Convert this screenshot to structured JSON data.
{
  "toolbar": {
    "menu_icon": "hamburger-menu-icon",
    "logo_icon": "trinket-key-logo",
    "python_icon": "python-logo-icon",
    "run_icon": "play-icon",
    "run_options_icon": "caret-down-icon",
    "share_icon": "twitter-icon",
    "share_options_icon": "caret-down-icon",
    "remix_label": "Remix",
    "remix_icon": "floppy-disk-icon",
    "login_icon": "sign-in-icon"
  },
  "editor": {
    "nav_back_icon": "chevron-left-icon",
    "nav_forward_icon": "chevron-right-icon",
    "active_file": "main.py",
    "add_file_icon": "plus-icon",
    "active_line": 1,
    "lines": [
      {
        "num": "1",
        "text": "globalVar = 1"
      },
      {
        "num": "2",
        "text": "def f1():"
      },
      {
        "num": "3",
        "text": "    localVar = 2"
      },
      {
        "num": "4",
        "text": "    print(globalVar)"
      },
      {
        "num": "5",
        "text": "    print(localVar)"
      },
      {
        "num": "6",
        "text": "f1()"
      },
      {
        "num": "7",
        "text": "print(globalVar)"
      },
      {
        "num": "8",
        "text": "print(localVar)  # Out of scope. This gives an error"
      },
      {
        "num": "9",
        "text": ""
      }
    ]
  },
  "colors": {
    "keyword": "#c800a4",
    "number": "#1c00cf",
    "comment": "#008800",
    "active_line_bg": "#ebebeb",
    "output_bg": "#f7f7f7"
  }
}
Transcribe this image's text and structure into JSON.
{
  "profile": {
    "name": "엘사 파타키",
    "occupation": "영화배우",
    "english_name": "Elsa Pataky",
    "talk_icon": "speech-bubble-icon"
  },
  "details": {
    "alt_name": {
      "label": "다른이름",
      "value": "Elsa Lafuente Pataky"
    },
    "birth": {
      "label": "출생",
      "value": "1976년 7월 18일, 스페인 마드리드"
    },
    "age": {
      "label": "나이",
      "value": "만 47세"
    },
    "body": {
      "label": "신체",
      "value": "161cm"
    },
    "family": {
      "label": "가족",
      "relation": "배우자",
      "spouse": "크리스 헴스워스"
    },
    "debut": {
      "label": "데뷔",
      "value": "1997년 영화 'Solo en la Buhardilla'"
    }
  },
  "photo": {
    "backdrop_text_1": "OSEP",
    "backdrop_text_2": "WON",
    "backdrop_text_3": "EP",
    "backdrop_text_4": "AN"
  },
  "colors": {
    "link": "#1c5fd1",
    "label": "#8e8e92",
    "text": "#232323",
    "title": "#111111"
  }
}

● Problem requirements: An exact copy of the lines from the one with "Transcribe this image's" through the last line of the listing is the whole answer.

● Task result:
Transcribe this image's text and structure into JSON.
{
  "profile": {
    "name": "엘사 파타키",
    "occupation": "영화배우",
    "english_name": "Elsa Pataky",
    "talk_icon": "speech-bubble-icon"
  },
  "details": {
    "alt_name": {
      "label": "다른이름",
      "value": "Elsa Lafuente Pataky"
    },
    "birth": {
      "label": "출생",
      "value": "1976년 7월 18일, 스페인 마드리드"
    },
    "age": {
      "label": "나이",
      "value": "만 47세"
    },
    "body": {
      "label": "신체",
      "value": "161cm"
    },
    "family": {
      "label": "가족",
      "relation": "배우자",
      "spouse": "크리스 헴스워스"
    },
    "debut": {
      "label": "데뷔",
      "value": "1997년 영화 'Solo en la Buhardilla'"
    }
  },
  "photo": {
    "backdrop_text_1": "OSEP",
    "backdrop_text_2": "WON",
    "backdrop_text_3": "EP",
    "backdrop_text_4": "AN"
  },
  "colors": {
    "link": "#1c5fd1",
    "label": "#8e8e92",
    "text": "#232323",
    "title": "#111111"
  }
}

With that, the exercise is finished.